Matthew McConaghey won an Academy Award for Dallas Buyer’s Club and has been critically acclaimed for his performance in the HBO Series True Detective.
He also appeared in A Time to Kill, Magic Mike, and Wolf of Wall Street. His closing argument in A Time to Kill is one of the best movie court room scenes since To Kill A Mockingbird. It is linked here https://www.youtube.com/watch?v=oSs04tXVCg4.
What he is not known for his seminal role in the development of arbitration law addressing the enforcement of arbitration agreements by non-signatories that arose out of dispute over the distribution of Texas Chainsaw Massacre, the Next Generation.
This movie “starred” now famous actors Matthew McConaughey and Renee Zellweger. At the time the movie was made, McConaughey and Zellweger were relatively unknown actors.
McConaghey was a party in Grigson v. Creative Artists Agency, 210 F.3d 524 (5th Cir. 2000). The case involved a dispute concerning distribution of a movie entitled “Return of the Texas Chainsaw Massacre.”
Grigson was trustee for the owners of the movie and he contracted with the producers of the movie and a distributor (Tri-Star) for distribution of the movie.

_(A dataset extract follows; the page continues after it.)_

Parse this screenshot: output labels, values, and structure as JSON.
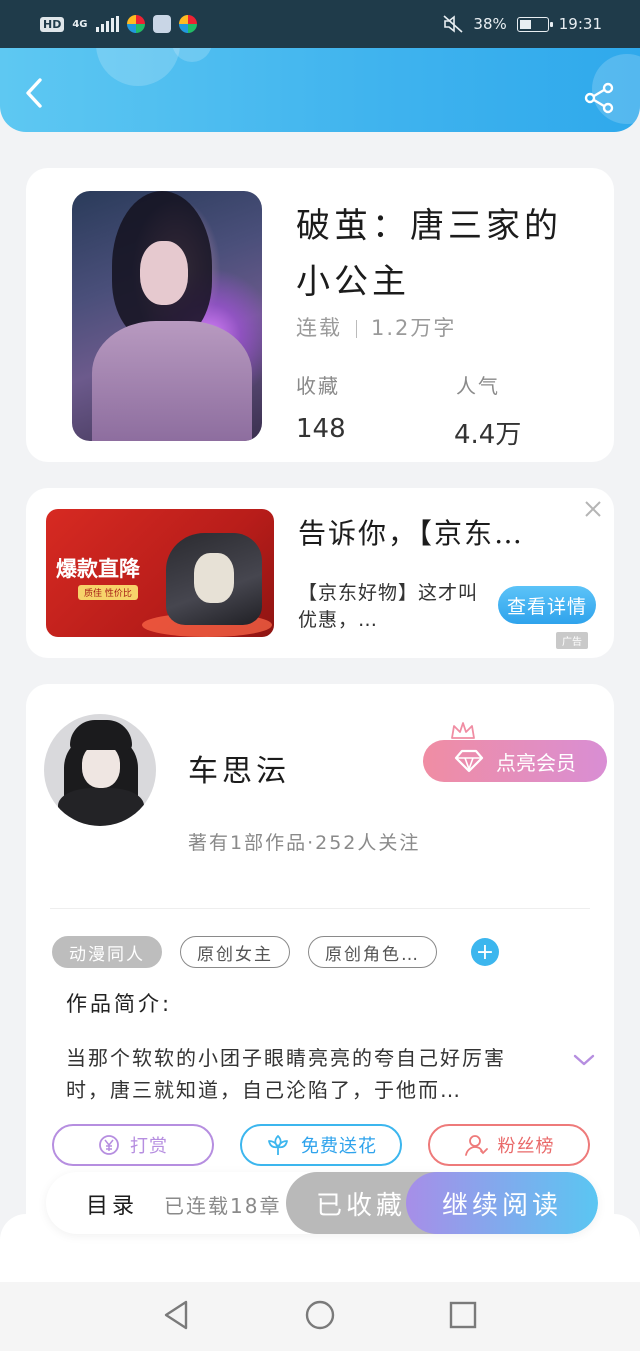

Tri-Star held up distribution of the movie to take advantage of later success of Zellweger and McConaghey in other films. Tri-Star later only gave the movie limited distribution.
Grigson was aggrieved by this limited distribution and sued the producers and Tri-Star. However, as soon as Tri-Star sought to enforce an arbitration agreement (which contained a California forum selection clause), Grigson dismissed the lawsuit. After dismissal, Grigson and the producers sued McConaghey and his agent Creative Artists in Texas state court. The case was removed to federal court and Creative Artists and McConaghey sought to enforce the arbitration provisions in the distribution agreement. The federal district court enforced the arbitration provision. The court held that Grigson and the producers were estopped from asserting the non-signatory status of Creative Artists and McConaghey because the “claims are so intertwined with, and dependent upon, the distribution agreement, its arbitration clause should be given effect.” Grigson, 210 F. 3rd at 526.
Grigson is widely cited for this “closely intertwined” test that the Fifth Circuit adopted in Grigson. In adopting this test, Grigson followed an Eleventh Circuit case, MS Dealer Service v. Franklin, 177 F.3d 942, 947 (11th Cir. 1999). In Grigson, the 5th Circuit stated that “we agree with the intertwined claims formulated by the 11th Circuit. Each case, of course, turns on its facts.” The 5th Circuit went on to hold that “the lynch pin for equitable estoppel is equity – fairness. For the case at hand to not apply with intertwined claims to compel arbitration would fly in the face of fairness.” Grigson, 210 F.3d at 527 -528 (emphasis added). The lesson from Grigson is that whether a non-signatory can be bound by or enforce an arbitration agreement is a very fact intensive inquiry and will turn on the facts of a given case.